    I also think that aside from what is right for our children, all of us deserve to have happiness in our lives. We shouldn't have to have our adult mentally ill children living in our homes. This doesn't mean that we shouldn't help them. It just means that we should be able to have a "life" too.

    Well, I'm rambling - I'm not sure if I'm making sense or if I'm going off on another tangent altogether... WFEN
  17. totoro

    totoro Mom? What's a GFG?

    WFEN I think it fully makes sense! It is getting to this point and knowing when your child or relative is at this point. Or getting the rest of the family to see this.

    I try to talk to husband and the rest of the family about these possibilities and that if we have an ongoing plan it would be so much better.
    They always treat me like I *want* this to happen.
    Like the possibility that K may go to an Residential Treatment Center (RTC) or psychiatric hospital. Do I want it to happen? Heck no, but I am prepared. I don't think anyone else is.
    I live on my own as do the rest of my mentally unfit family members! They have needed help most of the way though.
    So I just think having a plan, like Star* says. Is so smart and having options would be nice for most of us.
    I *know* K will be able to live on on her own and if not, I would like to know what to do...
    That is why I love this place.
    Your post reminds of something my mother in law would do!
  18. Star*

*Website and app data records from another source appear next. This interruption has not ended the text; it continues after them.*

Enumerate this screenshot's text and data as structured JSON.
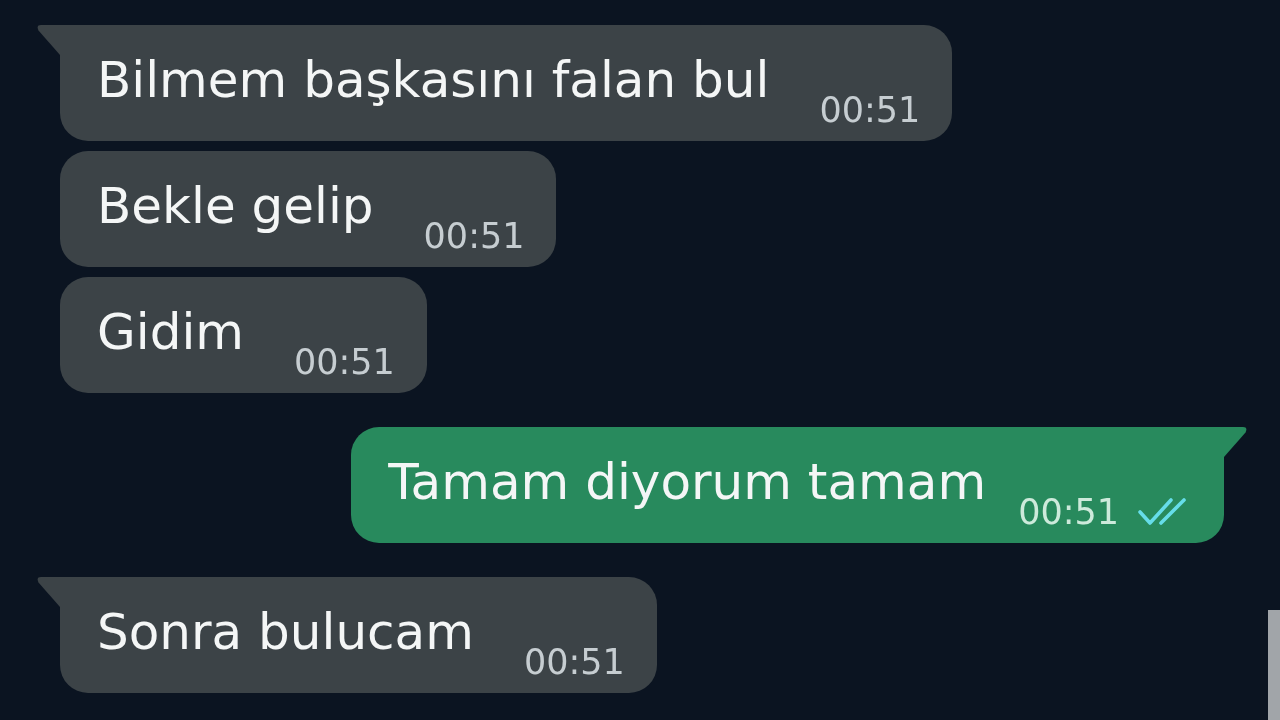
{
  "messages": [
    {
      "kind": "incoming",
      "tail": true,
      "text": "Bilmem başkasını falan bul",
      "time": "00:51"
    },
    {
      "kind": "incoming",
      "tail": false,
      "text": "Bekle gelip",
      "time": "00:51"
    },
    {
      "kind": "incoming",
      "tail": false,
      "text": "Gidim",
      "time": "00:51"
    },
    {
      "kind": "outgoing",
      "tail": true,
      "text": "Tamam diyorum tamam",
      "time": "00:51",
      "read": true
    },
    {
      "kind": "incoming",
      "tail": true,
      "text": "Sonra bulucam",
      "time": "00:51"
    }
  ]
}
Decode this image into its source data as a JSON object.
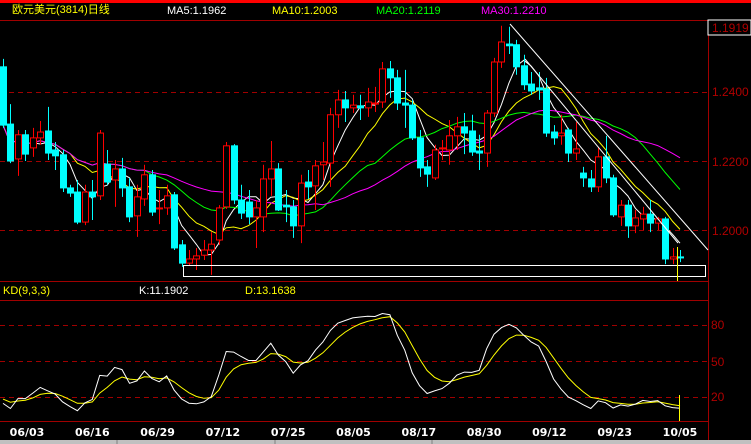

    Star* call 911


    I wish I had something to add here....but I did get educated about Dude's situation and what we could do and asked and asked and went the gamut of services ONLY to be told time and time again - HE DID NOT WORK IT.

    So now at 18 - and JUST starting to "work it" they are trying to kick him out and make him homeless. He can't come home, If he doesn't have an address he's in probation violation and he'll get sent back to jail -and THAT will be for 15 years. Just on probation violation for being homeless. And once he's in prison I'll have no way of reaching him. That is what THIS struggle has been about for years with us. (our family)

    Yet even when he GETS it.....they're not playing nice - and yet he still is trying. I'm just amazed at how far he's come in a year. He is in foster care also despite being a FORMER violent so ......

    Steely if you read this - try Mentor in your area....and beg for help.

  19. SearchingForRainbows

    SearchingForRainbows Active Member


    Sometimes no matter what you do, you can't get the family to see things from a realistic viewpoint. I hope that you won't ever have to make really tough decisions for your girls, but, if that time ever comes, don't let your extended family make things harder on you. For what it's worth, in my humble opinion, you're doing an excellent job raising your daughters. It is so smart to try to have a plan in place, just in case...

    If my grandmother was anything like your mother in law, I'm sorry you have to deal with this sort of ignorance, for lack of a better word. I had to detach from my grandmother as soon as difficult child 1 was born - a long story.

    I need to spend some time in PE. I hardly ever get over there - not enough time in the day. Anyway, I know I could use some advice from more experienced parents than myself.

    I just hate feeling so out of control and scared when it comes to difficult child 2's future. As parents of difficult children, we have to be tdocs, teachers, advocates, etc... without any formal training. It SVCKS!!! WFEN